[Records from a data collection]
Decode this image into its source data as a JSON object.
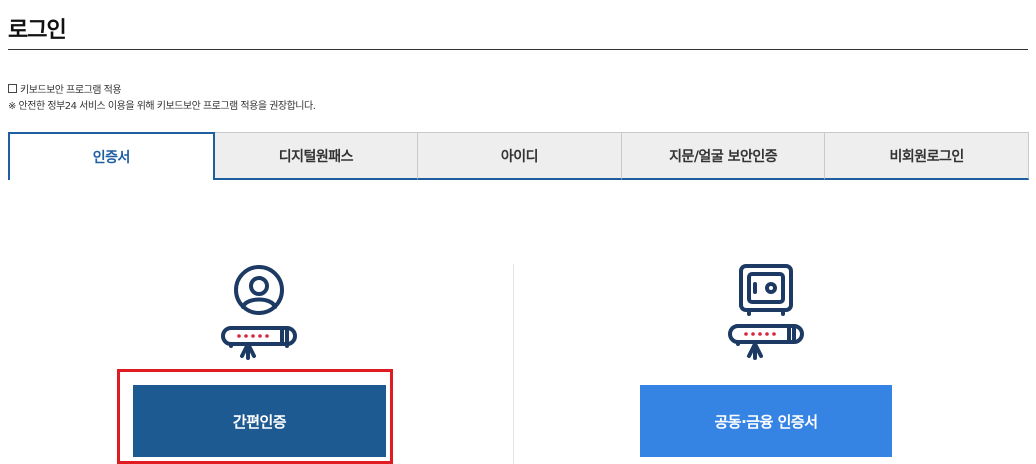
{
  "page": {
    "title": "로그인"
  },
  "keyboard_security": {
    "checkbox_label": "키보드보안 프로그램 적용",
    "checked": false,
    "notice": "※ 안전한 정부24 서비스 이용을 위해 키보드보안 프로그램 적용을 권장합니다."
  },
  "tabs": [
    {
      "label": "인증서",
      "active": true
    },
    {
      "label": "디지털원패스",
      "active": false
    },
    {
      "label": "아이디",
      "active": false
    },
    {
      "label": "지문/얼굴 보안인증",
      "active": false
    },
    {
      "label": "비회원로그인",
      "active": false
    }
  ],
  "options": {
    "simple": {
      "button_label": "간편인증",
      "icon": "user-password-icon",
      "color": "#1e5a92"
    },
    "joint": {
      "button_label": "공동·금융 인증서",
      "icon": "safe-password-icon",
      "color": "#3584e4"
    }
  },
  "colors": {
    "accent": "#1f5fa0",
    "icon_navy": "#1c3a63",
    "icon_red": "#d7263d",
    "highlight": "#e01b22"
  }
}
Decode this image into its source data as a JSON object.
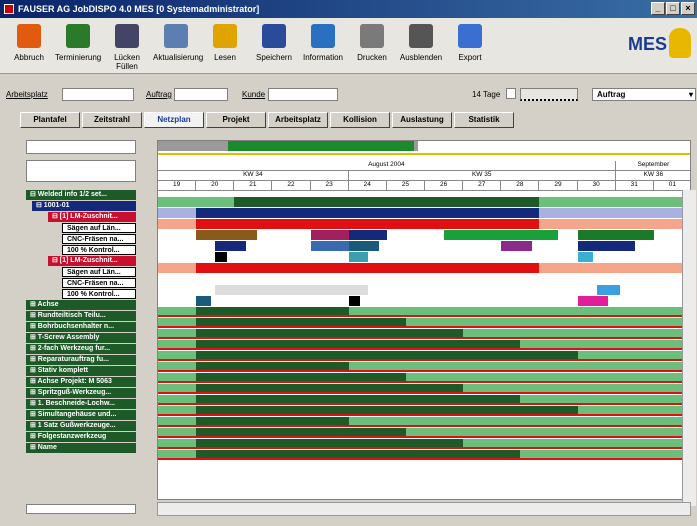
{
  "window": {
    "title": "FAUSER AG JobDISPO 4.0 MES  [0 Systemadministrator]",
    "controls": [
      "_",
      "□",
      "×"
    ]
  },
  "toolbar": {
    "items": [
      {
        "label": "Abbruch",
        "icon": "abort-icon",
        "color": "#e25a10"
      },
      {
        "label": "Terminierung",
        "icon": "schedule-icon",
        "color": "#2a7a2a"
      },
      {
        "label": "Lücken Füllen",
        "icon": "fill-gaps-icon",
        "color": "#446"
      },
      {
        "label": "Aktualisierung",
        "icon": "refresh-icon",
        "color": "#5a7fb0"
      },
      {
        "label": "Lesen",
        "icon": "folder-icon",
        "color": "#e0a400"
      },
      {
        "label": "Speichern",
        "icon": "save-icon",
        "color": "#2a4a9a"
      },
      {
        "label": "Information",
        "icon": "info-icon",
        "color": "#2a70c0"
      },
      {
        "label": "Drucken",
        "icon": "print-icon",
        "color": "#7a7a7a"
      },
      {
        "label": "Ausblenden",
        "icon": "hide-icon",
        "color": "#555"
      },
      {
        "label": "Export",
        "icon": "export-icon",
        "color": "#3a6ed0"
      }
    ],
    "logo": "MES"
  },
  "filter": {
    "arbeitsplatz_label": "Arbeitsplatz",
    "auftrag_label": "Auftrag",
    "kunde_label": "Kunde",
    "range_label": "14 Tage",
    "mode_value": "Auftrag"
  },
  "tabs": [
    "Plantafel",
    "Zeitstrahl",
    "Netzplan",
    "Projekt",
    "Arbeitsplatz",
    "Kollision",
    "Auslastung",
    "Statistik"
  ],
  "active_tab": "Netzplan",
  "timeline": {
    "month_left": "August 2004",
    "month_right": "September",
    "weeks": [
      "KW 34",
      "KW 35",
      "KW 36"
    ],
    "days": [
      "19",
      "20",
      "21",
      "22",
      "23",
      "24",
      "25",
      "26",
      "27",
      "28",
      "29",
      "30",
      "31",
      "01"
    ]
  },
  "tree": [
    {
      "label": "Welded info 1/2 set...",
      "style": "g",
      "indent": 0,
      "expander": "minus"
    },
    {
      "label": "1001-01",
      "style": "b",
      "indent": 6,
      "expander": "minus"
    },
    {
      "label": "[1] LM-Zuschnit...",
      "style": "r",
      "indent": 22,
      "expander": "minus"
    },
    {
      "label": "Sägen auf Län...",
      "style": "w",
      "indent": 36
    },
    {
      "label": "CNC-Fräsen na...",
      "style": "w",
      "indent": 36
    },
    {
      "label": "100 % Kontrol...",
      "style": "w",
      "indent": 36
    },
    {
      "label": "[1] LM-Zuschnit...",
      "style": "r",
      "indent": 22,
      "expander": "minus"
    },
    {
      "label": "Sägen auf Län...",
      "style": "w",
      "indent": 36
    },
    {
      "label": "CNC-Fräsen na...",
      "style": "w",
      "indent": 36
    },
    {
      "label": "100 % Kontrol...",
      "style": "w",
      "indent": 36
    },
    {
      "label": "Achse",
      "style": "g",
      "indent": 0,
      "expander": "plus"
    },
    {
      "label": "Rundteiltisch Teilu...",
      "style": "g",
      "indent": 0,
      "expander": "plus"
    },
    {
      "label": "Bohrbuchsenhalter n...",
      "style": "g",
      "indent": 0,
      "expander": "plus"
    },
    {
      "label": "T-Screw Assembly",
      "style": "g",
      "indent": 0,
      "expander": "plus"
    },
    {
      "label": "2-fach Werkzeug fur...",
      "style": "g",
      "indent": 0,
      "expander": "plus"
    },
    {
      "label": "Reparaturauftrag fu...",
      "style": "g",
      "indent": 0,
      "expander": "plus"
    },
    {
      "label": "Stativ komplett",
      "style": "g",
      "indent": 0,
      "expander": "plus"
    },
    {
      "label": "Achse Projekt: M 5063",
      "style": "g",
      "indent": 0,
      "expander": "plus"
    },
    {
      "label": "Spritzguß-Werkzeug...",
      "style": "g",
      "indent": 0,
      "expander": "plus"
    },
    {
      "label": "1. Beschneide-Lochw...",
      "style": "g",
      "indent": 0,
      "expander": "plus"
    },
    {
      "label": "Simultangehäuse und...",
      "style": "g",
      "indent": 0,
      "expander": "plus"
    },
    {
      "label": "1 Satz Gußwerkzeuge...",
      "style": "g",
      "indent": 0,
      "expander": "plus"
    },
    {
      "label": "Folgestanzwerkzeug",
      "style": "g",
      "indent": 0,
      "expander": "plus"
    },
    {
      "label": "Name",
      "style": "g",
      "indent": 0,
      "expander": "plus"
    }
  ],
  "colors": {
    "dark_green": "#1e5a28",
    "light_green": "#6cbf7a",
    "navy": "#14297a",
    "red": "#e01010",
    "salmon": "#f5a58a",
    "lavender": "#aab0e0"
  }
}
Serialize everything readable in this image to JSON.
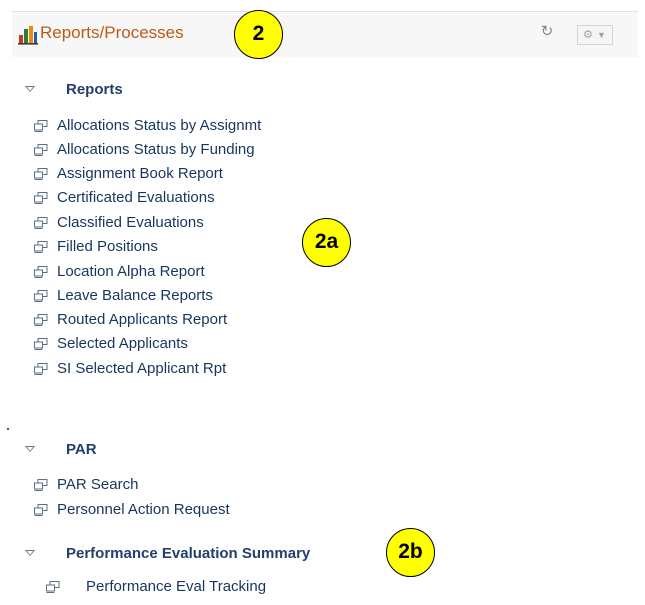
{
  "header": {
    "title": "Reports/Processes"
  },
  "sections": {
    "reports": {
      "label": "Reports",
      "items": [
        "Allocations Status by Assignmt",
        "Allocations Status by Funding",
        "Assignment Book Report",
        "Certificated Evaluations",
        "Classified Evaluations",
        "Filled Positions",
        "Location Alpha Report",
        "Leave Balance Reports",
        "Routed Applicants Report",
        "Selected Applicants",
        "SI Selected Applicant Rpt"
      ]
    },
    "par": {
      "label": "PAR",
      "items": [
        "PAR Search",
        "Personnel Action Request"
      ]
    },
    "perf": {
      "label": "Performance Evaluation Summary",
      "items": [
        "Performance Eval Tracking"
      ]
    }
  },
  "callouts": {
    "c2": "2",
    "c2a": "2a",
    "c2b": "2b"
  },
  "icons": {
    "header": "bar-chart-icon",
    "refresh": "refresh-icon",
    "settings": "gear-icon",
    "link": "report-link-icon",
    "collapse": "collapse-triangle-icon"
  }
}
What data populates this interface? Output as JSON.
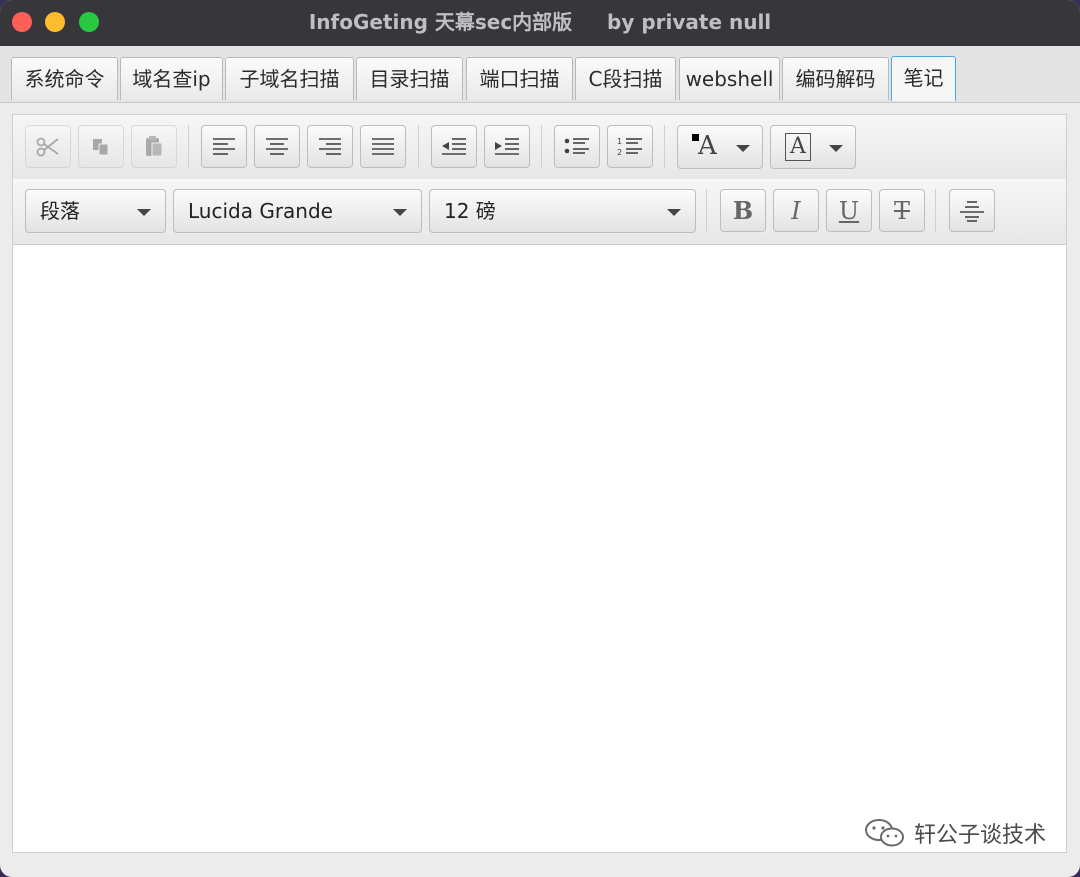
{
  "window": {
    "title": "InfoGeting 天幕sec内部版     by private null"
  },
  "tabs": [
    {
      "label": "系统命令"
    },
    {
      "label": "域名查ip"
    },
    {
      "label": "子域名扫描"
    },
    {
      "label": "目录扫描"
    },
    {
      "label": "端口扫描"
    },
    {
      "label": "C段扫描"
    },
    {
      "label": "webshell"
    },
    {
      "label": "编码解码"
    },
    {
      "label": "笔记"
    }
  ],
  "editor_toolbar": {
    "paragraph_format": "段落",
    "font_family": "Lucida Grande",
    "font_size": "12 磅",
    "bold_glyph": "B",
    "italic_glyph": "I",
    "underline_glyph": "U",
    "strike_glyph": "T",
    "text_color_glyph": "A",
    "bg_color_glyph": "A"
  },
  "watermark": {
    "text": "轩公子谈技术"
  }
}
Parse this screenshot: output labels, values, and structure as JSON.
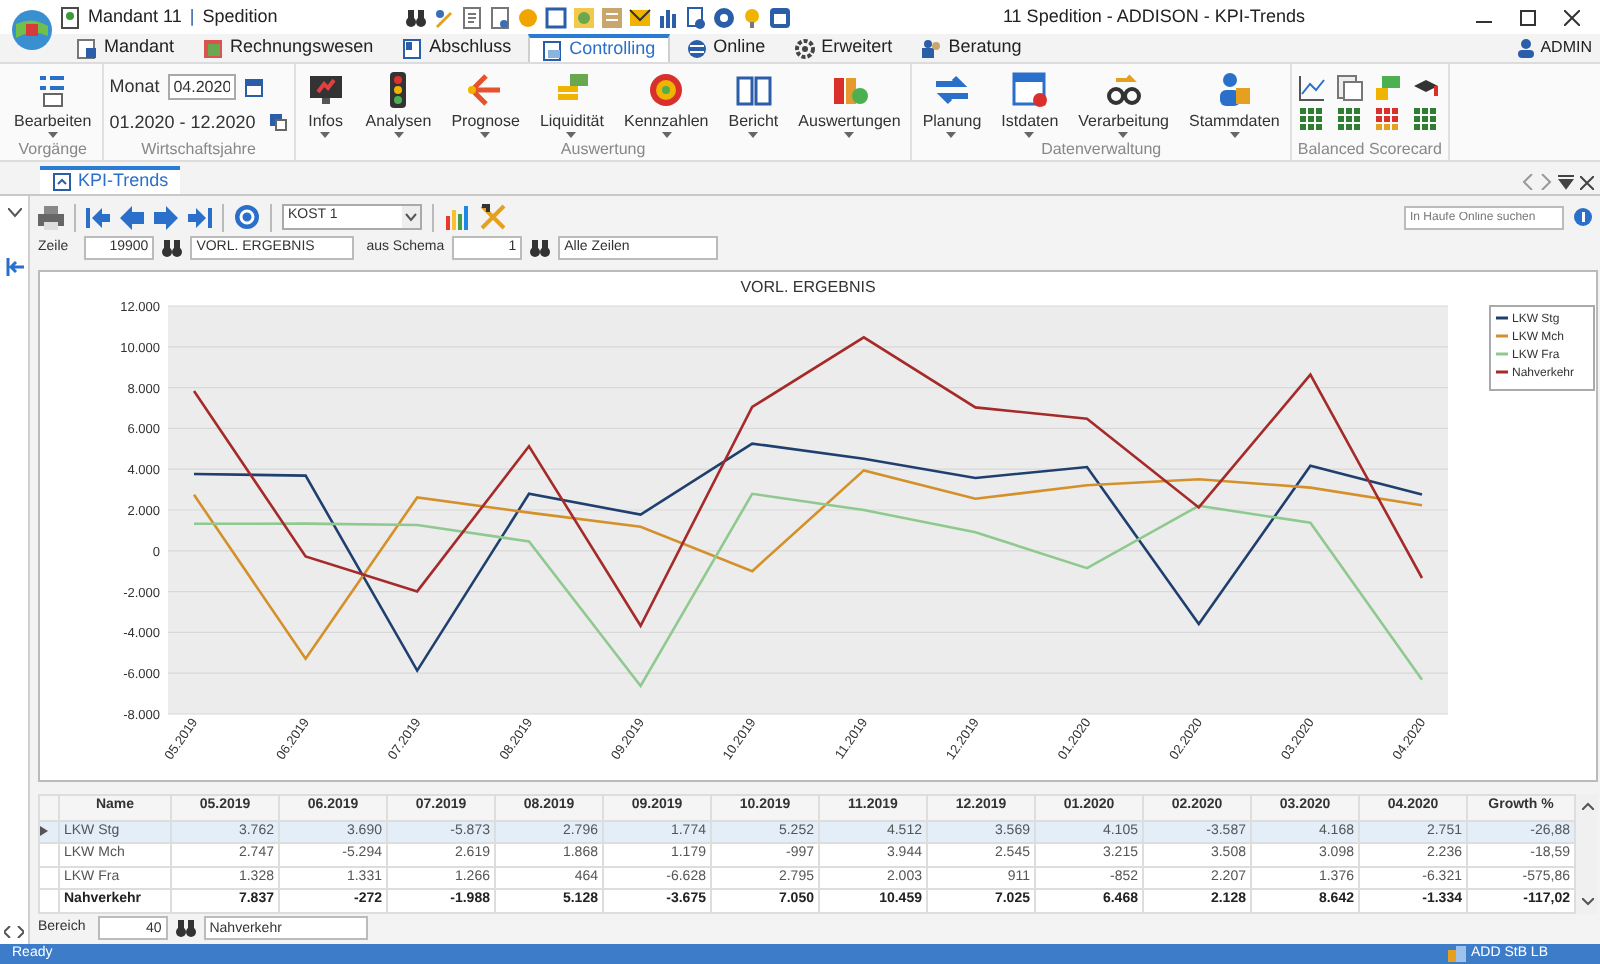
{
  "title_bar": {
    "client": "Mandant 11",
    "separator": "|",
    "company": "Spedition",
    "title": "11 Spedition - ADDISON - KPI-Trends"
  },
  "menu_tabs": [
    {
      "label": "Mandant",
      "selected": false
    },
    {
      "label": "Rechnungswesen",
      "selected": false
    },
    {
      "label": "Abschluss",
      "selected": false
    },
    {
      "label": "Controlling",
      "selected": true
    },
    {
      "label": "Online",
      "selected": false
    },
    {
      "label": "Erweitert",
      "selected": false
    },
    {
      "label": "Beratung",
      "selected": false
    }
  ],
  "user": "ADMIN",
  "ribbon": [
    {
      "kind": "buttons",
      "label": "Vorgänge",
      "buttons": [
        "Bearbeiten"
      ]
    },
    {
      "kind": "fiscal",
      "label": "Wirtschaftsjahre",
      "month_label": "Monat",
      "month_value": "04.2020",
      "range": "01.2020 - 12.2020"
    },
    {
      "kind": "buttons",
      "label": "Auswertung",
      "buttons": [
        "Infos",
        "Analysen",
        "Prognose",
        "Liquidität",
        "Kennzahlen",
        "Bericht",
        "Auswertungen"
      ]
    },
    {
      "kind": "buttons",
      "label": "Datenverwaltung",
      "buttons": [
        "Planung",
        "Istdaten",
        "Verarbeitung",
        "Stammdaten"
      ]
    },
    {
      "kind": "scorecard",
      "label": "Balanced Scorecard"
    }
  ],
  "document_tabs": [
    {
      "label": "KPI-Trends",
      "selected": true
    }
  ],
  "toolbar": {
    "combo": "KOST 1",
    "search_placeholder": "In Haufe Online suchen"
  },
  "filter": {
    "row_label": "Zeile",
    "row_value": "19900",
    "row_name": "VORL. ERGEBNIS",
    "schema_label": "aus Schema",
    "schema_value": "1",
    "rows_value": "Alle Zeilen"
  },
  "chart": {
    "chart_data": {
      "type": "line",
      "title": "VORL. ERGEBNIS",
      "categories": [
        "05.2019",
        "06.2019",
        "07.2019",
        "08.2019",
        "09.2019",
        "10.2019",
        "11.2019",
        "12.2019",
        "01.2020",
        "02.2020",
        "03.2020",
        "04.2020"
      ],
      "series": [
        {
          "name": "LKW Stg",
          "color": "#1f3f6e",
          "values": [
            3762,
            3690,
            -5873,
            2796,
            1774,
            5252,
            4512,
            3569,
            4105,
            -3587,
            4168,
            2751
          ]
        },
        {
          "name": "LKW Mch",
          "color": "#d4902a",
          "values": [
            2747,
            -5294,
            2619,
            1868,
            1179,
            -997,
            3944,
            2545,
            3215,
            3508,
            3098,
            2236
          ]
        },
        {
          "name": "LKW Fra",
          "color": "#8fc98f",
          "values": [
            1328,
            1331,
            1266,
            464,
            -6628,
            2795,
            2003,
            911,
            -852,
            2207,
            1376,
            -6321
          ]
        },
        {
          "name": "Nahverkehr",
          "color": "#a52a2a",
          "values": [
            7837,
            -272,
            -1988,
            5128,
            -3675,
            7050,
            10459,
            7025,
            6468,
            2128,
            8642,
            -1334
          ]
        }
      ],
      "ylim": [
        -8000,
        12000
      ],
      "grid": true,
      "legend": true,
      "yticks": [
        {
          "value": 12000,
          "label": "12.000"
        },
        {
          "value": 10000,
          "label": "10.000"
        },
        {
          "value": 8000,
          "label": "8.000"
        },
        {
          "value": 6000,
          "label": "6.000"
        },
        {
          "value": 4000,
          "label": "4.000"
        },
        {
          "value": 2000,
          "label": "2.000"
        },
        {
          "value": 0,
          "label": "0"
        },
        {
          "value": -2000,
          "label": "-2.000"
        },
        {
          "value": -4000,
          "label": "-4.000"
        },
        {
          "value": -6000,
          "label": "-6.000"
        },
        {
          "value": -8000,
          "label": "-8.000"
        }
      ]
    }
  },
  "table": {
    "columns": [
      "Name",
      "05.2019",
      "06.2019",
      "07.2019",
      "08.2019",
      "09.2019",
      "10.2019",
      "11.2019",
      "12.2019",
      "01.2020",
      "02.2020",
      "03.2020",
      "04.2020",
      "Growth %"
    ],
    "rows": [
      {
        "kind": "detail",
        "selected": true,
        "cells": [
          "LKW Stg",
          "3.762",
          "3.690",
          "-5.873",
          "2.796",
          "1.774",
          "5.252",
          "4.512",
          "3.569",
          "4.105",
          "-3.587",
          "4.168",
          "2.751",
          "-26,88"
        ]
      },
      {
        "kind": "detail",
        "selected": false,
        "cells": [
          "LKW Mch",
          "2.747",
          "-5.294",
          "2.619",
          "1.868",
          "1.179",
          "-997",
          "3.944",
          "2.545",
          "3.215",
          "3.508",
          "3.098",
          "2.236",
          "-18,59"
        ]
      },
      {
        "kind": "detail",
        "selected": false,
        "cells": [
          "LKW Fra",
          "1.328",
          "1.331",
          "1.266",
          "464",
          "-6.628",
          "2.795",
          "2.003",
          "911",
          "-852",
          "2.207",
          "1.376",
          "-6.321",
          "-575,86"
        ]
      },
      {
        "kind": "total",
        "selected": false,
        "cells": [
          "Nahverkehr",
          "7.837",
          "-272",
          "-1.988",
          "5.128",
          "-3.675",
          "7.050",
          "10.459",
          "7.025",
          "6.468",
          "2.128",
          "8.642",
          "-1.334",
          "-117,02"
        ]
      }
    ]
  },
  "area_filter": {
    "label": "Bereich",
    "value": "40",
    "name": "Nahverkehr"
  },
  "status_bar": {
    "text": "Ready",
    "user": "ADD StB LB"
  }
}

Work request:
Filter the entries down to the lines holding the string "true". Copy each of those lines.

Output below:
      "active": true
      "selected": true
      "selected": true
      "grid": true,
      "legend": true,
        "selected": true,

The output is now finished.